A hero in Greek mythology, Peleus was born to King Aeacus of Aegina and the mountain nymph Endeïs. Alongside his brother Telamon, Peleus was forced to flee his home after the accidental killing of their half-brother Phocus in a hunting accident. In exile, the brothers joined their friend Heracles on a series of famous adventures, fighting the Amazons and King Laomedon, before becoming one of the Argonauts, sailing aboard the Argo on Jason’s epic quest for the Golden Fleece.
Peleus was less lucky in matters of the heart. He first married Antigone, daughter of his fellow Argonaut Eurytion, King of Phthia, and they had a daughter Polydora. Antigone later hanged herself, however, when she was incorrectly told that Peleus was to marry another. This was all caused by Astydamia, the wife of another Argonaut Acastus, who fell in love with Peleus. After Antigone’s death, Astydamia accused Peleus of attacking her. Acastus led Peleus into a forest where Peleus was rescued from a centaur attack by either Hermes or Chiron, a kind centaur. The myths around Peleus dispute which of these two actually rescued him.
Following Antigone’s death, Peleus won the heart of the sea-nymph Thetis with the help of his friend Proteus. Their marriage had repercussions for all of the Greek world and led to two of the greatest epics in Greek mythology. Many of the Greek gods were invited to the wedding, but Eris, goddess of discord, was not. Eris came to the wedding feast anyway and tossed the Apple of Discord into the crowd. The ensuing fight would lead, much later on, to the infamous Trojan War.
The union of Peleus and Thetis also produced one of Greek mythology’s most legendary figures: Achilles. Of their seven sons, he was the only to survive to adulthood. Fearing that he too would die, Thetis dipped the infant Achilles into the fabled River Styx, to make his body immortal. Only his heel, which she held in her hand, did not touch the water. As a great hero of the Trojan War, Achilles would die from a fatal arrow to that heel. That is why to this day, a weakness is often referred to as an Achille’s heel.
Link/cite this page

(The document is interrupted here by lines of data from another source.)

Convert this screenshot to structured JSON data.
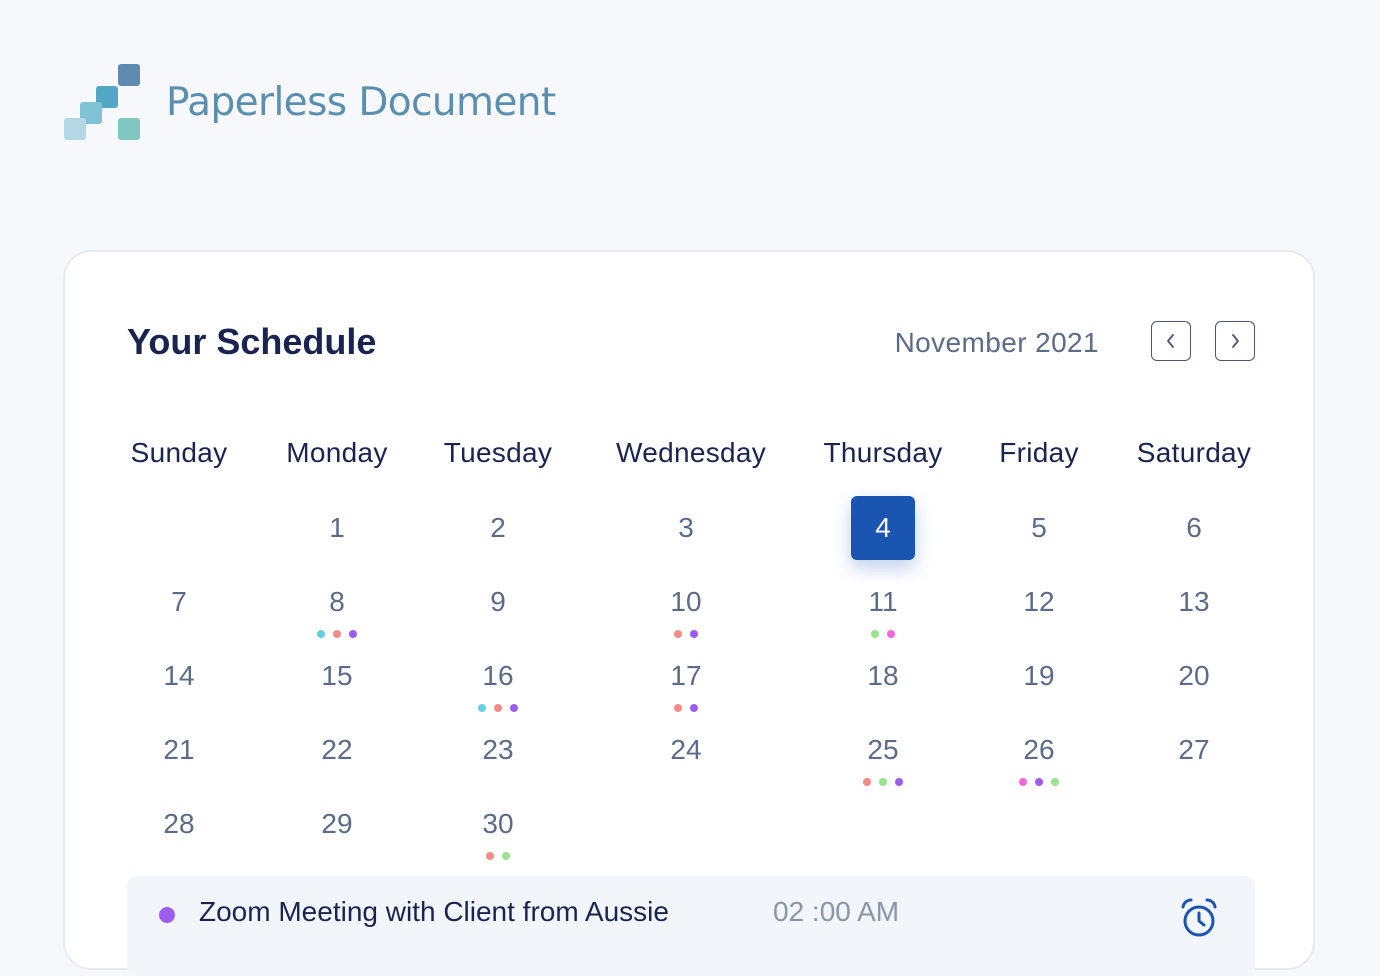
{
  "brand": {
    "name": "Paperless Document",
    "logo_colors": [
      "#5f8ab2",
      "#52a7c5",
      "#80c2d6",
      "#b3d7e4",
      "#7fc8c2"
    ]
  },
  "schedule": {
    "title": "Your Schedule",
    "month_label": "November 2021",
    "weekdays": [
      "Sunday",
      "Monday",
      "Tuesday",
      "Wednesday",
      "Thursday",
      "Friday",
      "Saturday"
    ],
    "selected_day": "4",
    "weeks": [
      [
        {
          "day": ""
        },
        {
          "day": "1",
          "dots": []
        },
        {
          "day": "2",
          "dots": []
        },
        {
          "day": "3",
          "dots": []
        },
        {
          "day": "4",
          "dots": []
        },
        {
          "day": "5",
          "dots": []
        },
        {
          "day": "6",
          "dots": []
        }
      ],
      [
        {
          "day": "7",
          "dots": []
        },
        {
          "day": "8",
          "dots": [
            "#63d1df",
            "#f38c86",
            "#9d5cf0"
          ]
        },
        {
          "day": "9",
          "dots": []
        },
        {
          "day": "10",
          "dots": [
            "#f38c86",
            "#9d5cf0"
          ]
        },
        {
          "day": "11",
          "dots": [
            "#97e58d",
            "#f268d9"
          ]
        },
        {
          "day": "12",
          "dots": []
        },
        {
          "day": "13",
          "dots": []
        }
      ],
      [
        {
          "day": "14",
          "dots": []
        },
        {
          "day": "15",
          "dots": []
        },
        {
          "day": "16",
          "dots": [
            "#63d1df",
            "#f38c86",
            "#9d5cf0"
          ]
        },
        {
          "day": "17",
          "dots": [
            "#f38c86",
            "#9d5cf0"
          ]
        },
        {
          "day": "18",
          "dots": []
        },
        {
          "day": "19",
          "dots": []
        },
        {
          "day": "20",
          "dots": []
        }
      ],
      [
        {
          "day": "21",
          "dots": []
        },
        {
          "day": "22",
          "dots": []
        },
        {
          "day": "23",
          "dots": []
        },
        {
          "day": "24",
          "dots": []
        },
        {
          "day": "25",
          "dots": [
            "#f38c86",
            "#97e58d",
            "#9d5cf0"
          ]
        },
        {
          "day": "26",
          "dots": [
            "#f268d9",
            "#9d5cf0",
            "#97e58d"
          ]
        },
        {
          "day": "27",
          "dots": []
        }
      ],
      [
        {
          "day": "28",
          "dots": []
        },
        {
          "day": "29",
          "dots": []
        },
        {
          "day": "30",
          "dots": [
            "#f38c86",
            "#97e58d"
          ]
        },
        {
          "day": ""
        },
        {
          "day": ""
        },
        {
          "day": ""
        },
        {
          "day": ""
        }
      ]
    ],
    "event": {
      "dot_color": "#9d5cf0",
      "title": "Zoom Meeting with Client from Aussie",
      "time": "02 :00 AM",
      "icon": "alarm-clock-icon"
    }
  },
  "colors": {
    "accent": "#1b55b2",
    "heading": "#1b2450",
    "muted": "#5c6b88"
  }
}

If you use any of the content on this page in your own work, please use the code below to cite this page as the source of the content.
Link will appear as Peleus: https://greekgodsandgoddesses.net – Greek Gods & Goddesses, October 21, 2019